    reect early deaths of less adherent patients, skewing the population of live

    thalassemia patients. It should be noted that our age-related ndings do not

    conict with prior studies [1,7] that found decreased adherence with older

    age, as those studies only included participants up to 30 years of age.

    Independent predictors of deferoxamine adherence were problems sticking

    themselves (adults only) and smoking in the past year (Table II). Adults who

    reported never having problems sticking themselves had 97% adherence

    (88% with adherence 90%) compared to 74% adherence among adults whoreported often having problems (33% with adherence 90%). Adherence todeferoxamine was 80% in smokers compared to 94% in nonsmokers aged 10

    and older, likely mirroring bad health-related choices in general. Smoking was

    not a signicant independent predictor of adherence 90% or chelation 5nights/week, but there was a trend towards decreased adherence in partici-

    pants reporting problems wearing their pump (Table II), with 92% chelated at

    least 5 nights/week in participants who reported no problems compared to

    66% in those who reported problems at least sometimes. Increased number of

    transfusions in the past year was also associated with chelation at least 5

    nights/week, potentially revealing adherence to treatments all around, or

    acknowledgement of especially high risk of iron overload. Another factor signif-

    icant in initial bivariate analysis was days per weeks that deferoxamine was pre-

    scribed, with a decrease in adherence with increased number of days. This may

    reect increased difculties in adherence to additional days, or alternatively, physi-

    cians prescribing additional days to less adherent patients.

    Lower deferasirox adherence was associated with depression in adults

    and adolescents (Table II), likely at least in part caused by their depressed

    state. This suggests that screening and treatment for depression should be

    key components in thalassemia care. On the other hand, patients reporting

    more anxiety symptoms had a trend towards higher adherence, possibly
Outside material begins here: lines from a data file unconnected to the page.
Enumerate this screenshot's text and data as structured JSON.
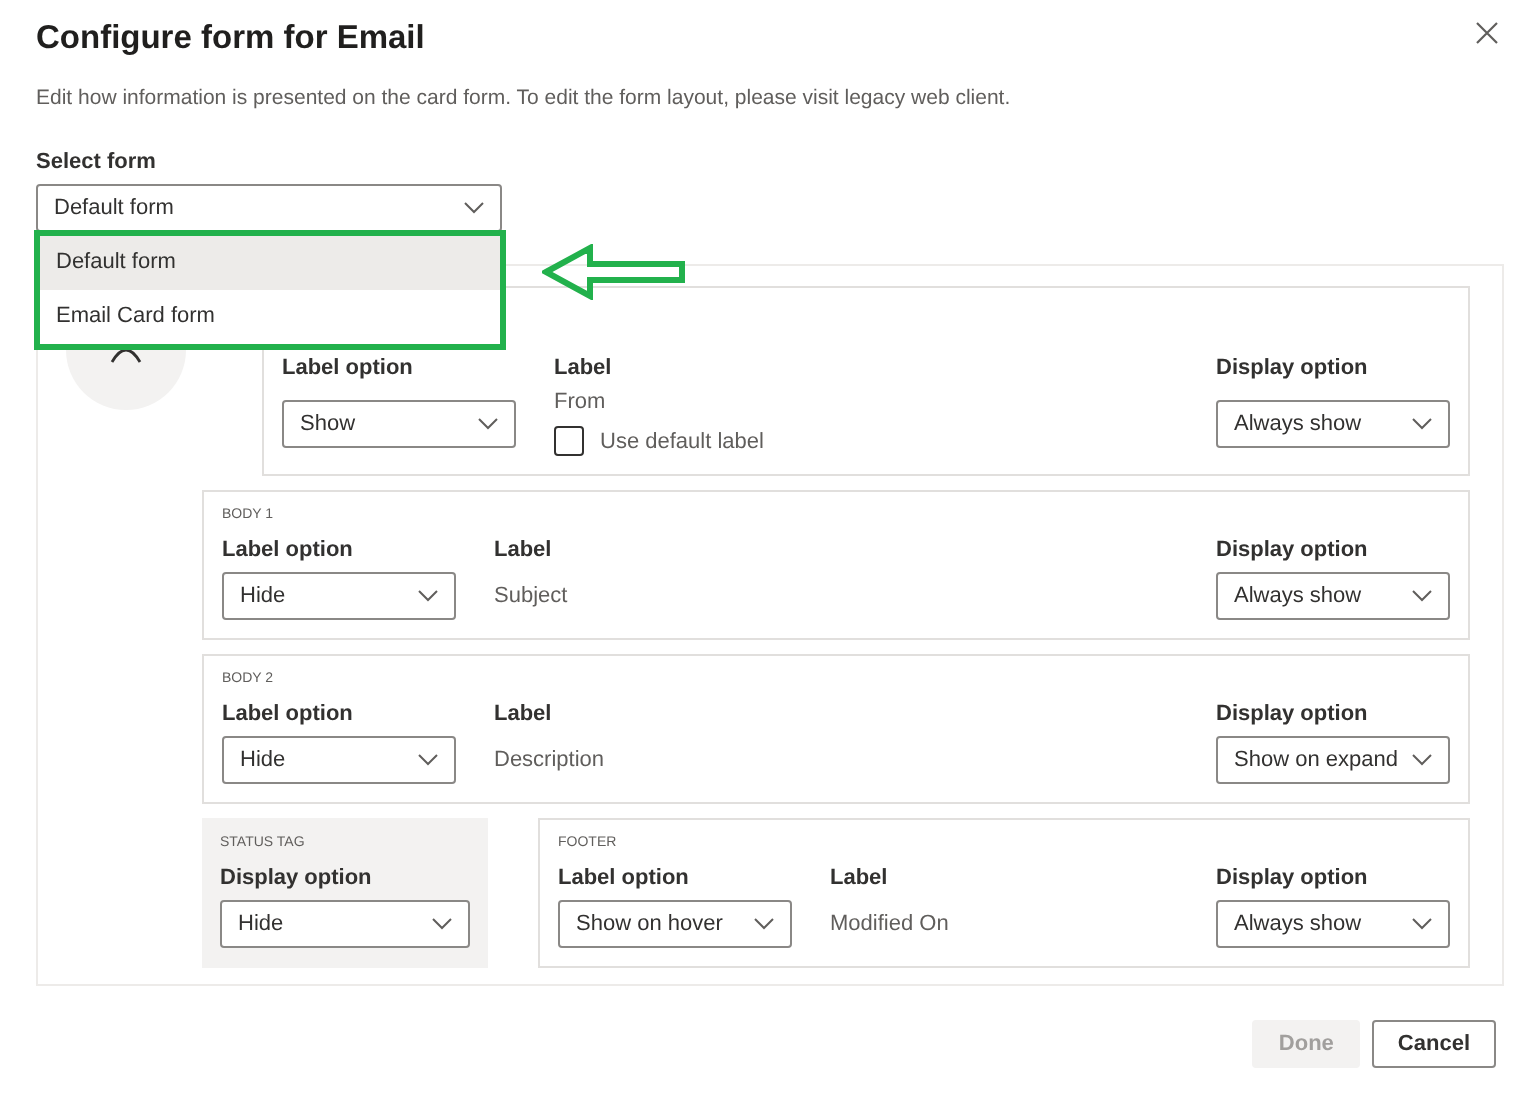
{
  "dialog": {
    "title": "Configure form for Email",
    "description": "Edit how information is presented on the card form. To edit the form layout, please visit legacy web client."
  },
  "select_form": {
    "label": "Select form",
    "value": "Default form",
    "expanded": true,
    "options": [
      {
        "label": "Default form",
        "selected": true
      },
      {
        "label": "Email Card form",
        "selected": false
      }
    ]
  },
  "header": {
    "label_option": {
      "label": "Label option",
      "value": "Show"
    },
    "label": {
      "label": "Label",
      "value": "From"
    },
    "use_default_label": {
      "label": "Use default label",
      "checked": false
    },
    "display_option": {
      "label": "Display option",
      "value": "Always show"
    }
  },
  "body_sections": [
    {
      "title": "BODY 1",
      "label_option": {
        "label": "Label option",
        "value": "Hide"
      },
      "label": {
        "label": "Label",
        "value": "Subject"
      },
      "display_option": {
        "label": "Display option",
        "value": "Always show"
      }
    },
    {
      "title": "BODY 2",
      "label_option": {
        "label": "Label option",
        "value": "Hide"
      },
      "label": {
        "label": "Label",
        "value": "Description"
      },
      "display_option": {
        "label": "Display option",
        "value": "Show on expand"
      }
    }
  ],
  "status_tag": {
    "title": "STATUS TAG",
    "display_option": {
      "label": "Display option",
      "value": "Hide"
    }
  },
  "footer": {
    "title": "FOOTER",
    "label_option": {
      "label": "Label option",
      "value": "Show on hover"
    },
    "label": {
      "label": "Label",
      "value": "Modified On"
    },
    "display_option": {
      "label": "Display option",
      "value": "Always show"
    }
  },
  "buttons": [
    {
      "label": "Done",
      "disabled": true
    },
    {
      "label": "Cancel",
      "disabled": false
    }
  ]
}
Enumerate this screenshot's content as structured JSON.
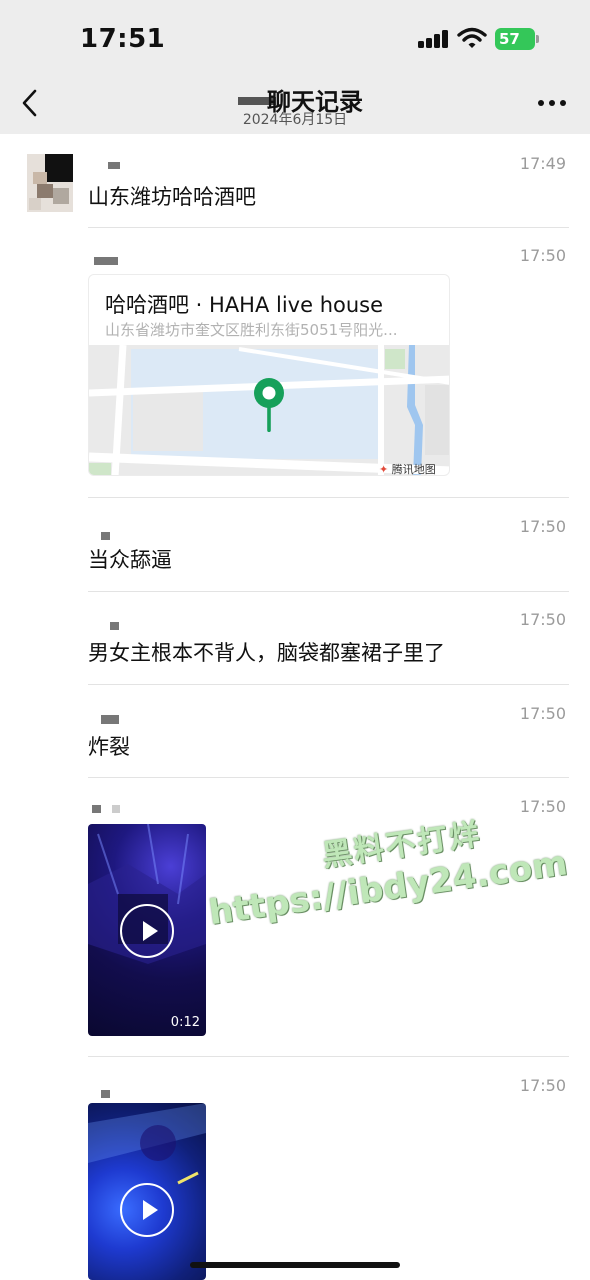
{
  "status_bar": {
    "time": "17:51",
    "battery": "57"
  },
  "nav": {
    "title": "聊天记录",
    "date": "2024年6月15日"
  },
  "messages": [
    {
      "type": "text",
      "time": "17:49",
      "text": "山东潍坊哈哈酒吧"
    },
    {
      "type": "location",
      "time": "17:50",
      "title": "哈哈酒吧 · HAHA live house",
      "address": "山东省潍坊市奎文区胜利东街5051号阳光...",
      "map_provider": "腾讯地图"
    },
    {
      "type": "text",
      "time": "17:50",
      "text": "当众舔逼"
    },
    {
      "type": "text",
      "time": "17:50",
      "text": "男女主根本不背人，脑袋都塞裙子里了"
    },
    {
      "type": "text",
      "time": "17:50",
      "text": "炸裂"
    },
    {
      "type": "video",
      "time": "17:50",
      "duration": "0:12"
    },
    {
      "type": "video",
      "time": "17:50"
    }
  ],
  "watermark": {
    "line1": "黑料不打烊",
    "line2": "https://ibdy24.com"
  },
  "icons": [
    "back-arrow-icon",
    "more-dots-icon",
    "signal-icon",
    "wifi-icon",
    "battery-icon",
    "location-pin-icon",
    "play-icon"
  ],
  "colors": {
    "topbar": "#ededed",
    "battery": "#34c759",
    "pin": "#16a05a",
    "timestamp": "#9b9b9b"
  }
}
    because anxious patients may be more compulsive about their therapy.

    There was a trend for lower adherence with bodily pain in adults and adoles-

    cents (Table II). Adherence was 98% in those reporting no more than very

    mild pain (N 5 79) compared to 92% in those reporting at least mild pain (N

    5 51). Likewise, adherence of at least 90% was reported in 95% reporting

    no pain (N 5 41) compared to 69% with at least moderate pain (N 5 26). It

    may be that patients nd it hard to do anything, including chelation, while in

    pain. Alternately, patients may be avoiding chelation due to the gastrointesti-

    nal pain sometimes reported as a side effect of deferasirox. Other factors

    that were signicant in initial bivariate analysis were side effects (adults

    only) and fewer transfusions in the past year.

    Sixty-seven percent of patients had switched chelators since 2002, 18%

    more than once. Of the 199 switches from deferoxamine to deferasirox, 83%

    resulted in similar adherence (within 25%), 14% in greatly increased adher-

    ence, and 4% in greatly decreased adherence. Of the 49 switches from

    deferasirox to deferoxamine, 76% resulted in similar adherence, 18% in

    greatly increased adherence, and 6% in greatly decreased adherence.

    When restricted to patients who made only a single switch between those

    chelators since 2002, the numbers were similar: 14% increase and 3%


    American Journal of Hematology 433

  • decrease in adherence from deferoxamine to deferasirox (N 5 153), and 9%

    increase and 9% decrease in adherence from deferasirox and deferoxamine

    (N 5 11). Higher adherence after a switch in chelator may reect patient

    choice in switching chelators and thereafter greater adherence to the chelator

    of their choice. It may also indicate that patients who must switch chelators due

    to poor response and severe iron overload under